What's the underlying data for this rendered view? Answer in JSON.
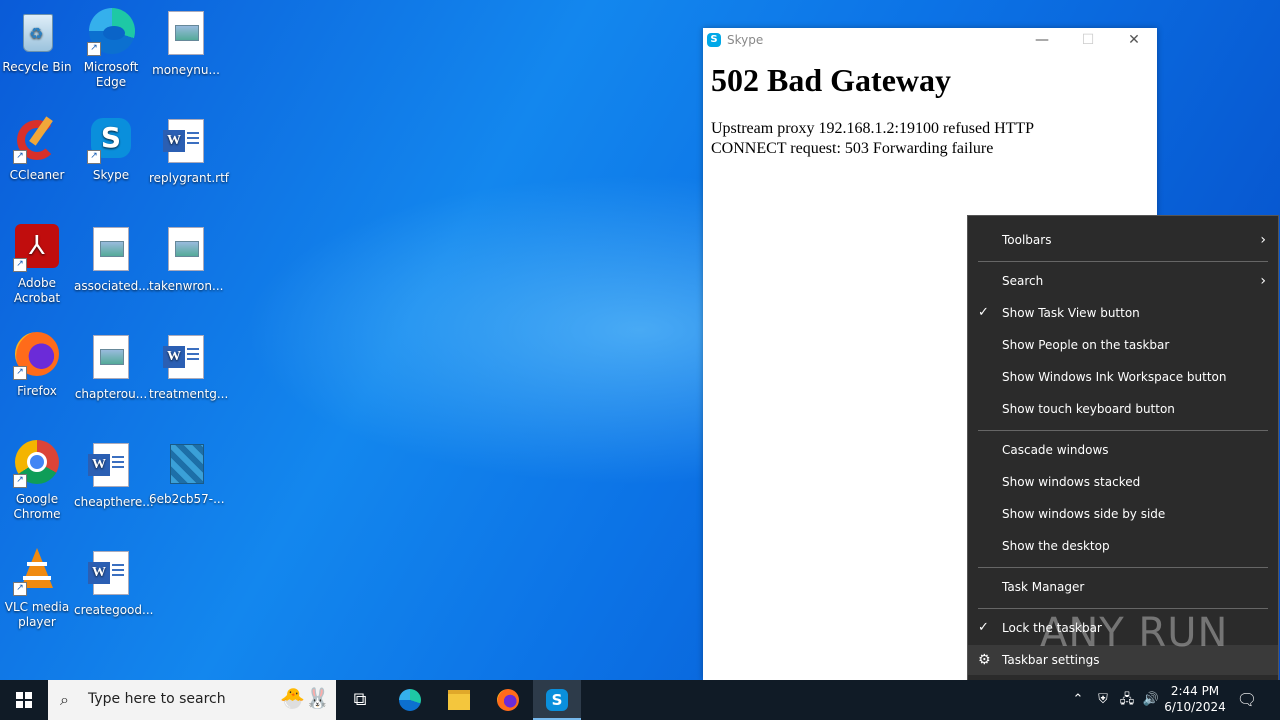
{
  "desktop": {
    "icons": [
      {
        "label": "Recycle Bin",
        "icon": "recycle-bin-icon"
      },
      {
        "label": "Microsoft Edge",
        "icon": "edge-icon"
      },
      {
        "label": "moneynu...",
        "icon": "image-file-icon"
      },
      {
        "label": "CCleaner",
        "icon": "ccleaner-icon"
      },
      {
        "label": "Skype",
        "icon": "skype-icon"
      },
      {
        "label": "replygrant.rtf",
        "icon": "word-doc-icon"
      },
      {
        "label": "Adobe Acrobat",
        "icon": "acrobat-icon"
      },
      {
        "label": "associated...",
        "icon": "image-file-icon"
      },
      {
        "label": "takenwron...",
        "icon": "image-file-icon"
      },
      {
        "label": "Firefox",
        "icon": "firefox-icon"
      },
      {
        "label": "chapterou...",
        "icon": "image-file-icon"
      },
      {
        "label": "treatmentg...",
        "icon": "word-doc-icon"
      },
      {
        "label": "Google Chrome",
        "icon": "chrome-icon"
      },
      {
        "label": "cheapthere...",
        "icon": "word-doc-icon"
      },
      {
        "label": "6eb2cb57-...",
        "icon": "package-icon"
      },
      {
        "label": "VLC media player",
        "icon": "vlc-icon"
      },
      {
        "label": "creategood...",
        "icon": "word-doc-icon"
      }
    ]
  },
  "skype_window": {
    "title": "Skype",
    "minimize": "—",
    "maximize": "☐",
    "close": "✕",
    "heading": "502 Bad Gateway",
    "message": "Upstream proxy 192.168.1.2:19100 refused HTTP CONNECT request: 503 Forwarding failure"
  },
  "context_menu": {
    "items": [
      {
        "label": "Toolbars",
        "checked": false,
        "submenu": true
      },
      {
        "label": "Search",
        "checked": false,
        "submenu": true
      },
      {
        "label": "Show Task View button",
        "checked": true,
        "submenu": false
      },
      {
        "label": "Show People on the taskbar",
        "checked": false,
        "submenu": false
      },
      {
        "label": "Show Windows Ink Workspace button",
        "checked": false,
        "submenu": false
      },
      {
        "label": "Show touch keyboard button",
        "checked": false,
        "submenu": false
      },
      {
        "label": "Cascade windows",
        "checked": false,
        "submenu": false
      },
      {
        "label": "Show windows stacked",
        "checked": false,
        "submenu": false
      },
      {
        "label": "Show windows side by side",
        "checked": false,
        "submenu": false
      },
      {
        "label": "Show the desktop",
        "checked": false,
        "submenu": false
      },
      {
        "label": "Task Manager",
        "checked": false,
        "submenu": false
      },
      {
        "label": "Lock the taskbar",
        "checked": true,
        "submenu": false
      },
      {
        "label": "Taskbar settings",
        "checked": false,
        "submenu": false,
        "icon": "gear-icon"
      }
    ],
    "check_glyph": "✓",
    "submenu_glyph": "›"
  },
  "taskbar": {
    "search_placeholder": "Type here to search",
    "clock_time": "2:44 PM",
    "clock_date": "6/10/2024",
    "pinned": [
      "task-view-icon",
      "edge-icon",
      "file-explorer-icon",
      "firefox-icon",
      "skype-icon"
    ]
  },
  "watermark": "ANY RUN"
}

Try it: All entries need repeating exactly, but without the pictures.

Result of this task:
What's the underlying data for this rendered view? Answer in JSON.
{
  "desktop": {
    "icons": [
      {
        "label": "Recycle Bin",
        "icon": "recycle-bin-icon"
      },
      {
        "label": "Microsoft Edge",
        "icon": "edge-icon"
      },
      {
        "label": "moneynu...",
        "icon": "image-file-icon"
      },
      {
        "label": "CCleaner",
        "icon": "ccleaner-icon"
      },
      {
        "label": "Skype",
        "icon": "skype-icon"
      },
      {
        "label": "replygrant.rtf",
        "icon": "word-doc-icon"
      },
      {
        "label": "Adobe Acrobat",
        "icon": "acrobat-icon"
      },
      {
        "label": "associated...",
        "icon": "image-file-icon"
      },
      {
        "label": "takenwron...",
        "icon": "image-file-icon"
      },
      {
        "label": "Firefox",
        "icon": "firefox-icon"
      },
      {
        "label": "chapterou...",
        "icon": "image-file-icon"
      },
      {
        "label": "treatmentg...",
        "icon": "word-doc-icon"
      },
      {
        "label": "Google Chrome",
        "icon": "chrome-icon"
      },
      {
        "label": "cheapthere...",
        "icon": "word-doc-icon"
      },
      {
        "label": "6eb2cb57-...",
        "icon": "package-icon"
      },
      {
        "label": "VLC media player",
        "icon": "vlc-icon"
      },
      {
        "label": "creategood...",
        "icon": "word-doc-icon"
      }
    ]
  },
  "skype_window": {
    "title": "Skype",
    "minimize": "—",
    "maximize": "☐",
    "close": "✕",
    "heading": "502 Bad Gateway",
    "message": "Upstream proxy 192.168.1.2:19100 refused HTTP CONNECT request: 503 Forwarding failure"
  },
  "context_menu": {
    "items": [
      {
        "label": "Toolbars",
        "checked": false,
        "submenu": true
      },
      {
        "label": "Search",
        "checked": false,
        "submenu": true
      },
      {
        "label": "Show Task View button",
        "checked": true,
        "submenu": false
      },
      {
        "label": "Show People on the taskbar",
        "checked": false,
        "submenu": false
      },
      {
        "label": "Show Windows Ink Workspace button",
        "checked": false,
        "submenu": false
      },
      {
        "label": "Show touch keyboard button",
        "checked": false,
        "submenu": false
      },
      {
        "label": "Cascade windows",
        "checked": false,
        "submenu": false
      },
      {
        "label": "Show windows stacked",
        "checked": false,
        "submenu": false
      },
      {
        "label": "Show windows side by side",
        "checked": false,
        "submenu": false
      },
      {
        "label": "Show the desktop",
        "checked": false,
        "submenu": false
      },
      {
        "label": "Task Manager",
        "checked": false,
        "submenu": false
      },
      {
        "label": "Lock the taskbar",
        "checked": true,
        "submenu": false
      },
      {
        "label": "Taskbar settings",
        "checked": false,
        "submenu": false,
        "icon": "gear-icon"
      }
    ],
    "check_glyph": "✓",
    "submenu_glyph": "›"
  },
  "taskbar": {
    "search_placeholder": "Type here to search",
    "clock_time": "2:44 PM",
    "clock_date": "6/10/2024",
    "pinned": [
      "task-view-icon",
      "edge-icon",
      "file-explorer-icon",
      "firefox-icon",
      "skype-icon"
    ]
  },
  "watermark": "ANY RUN"
}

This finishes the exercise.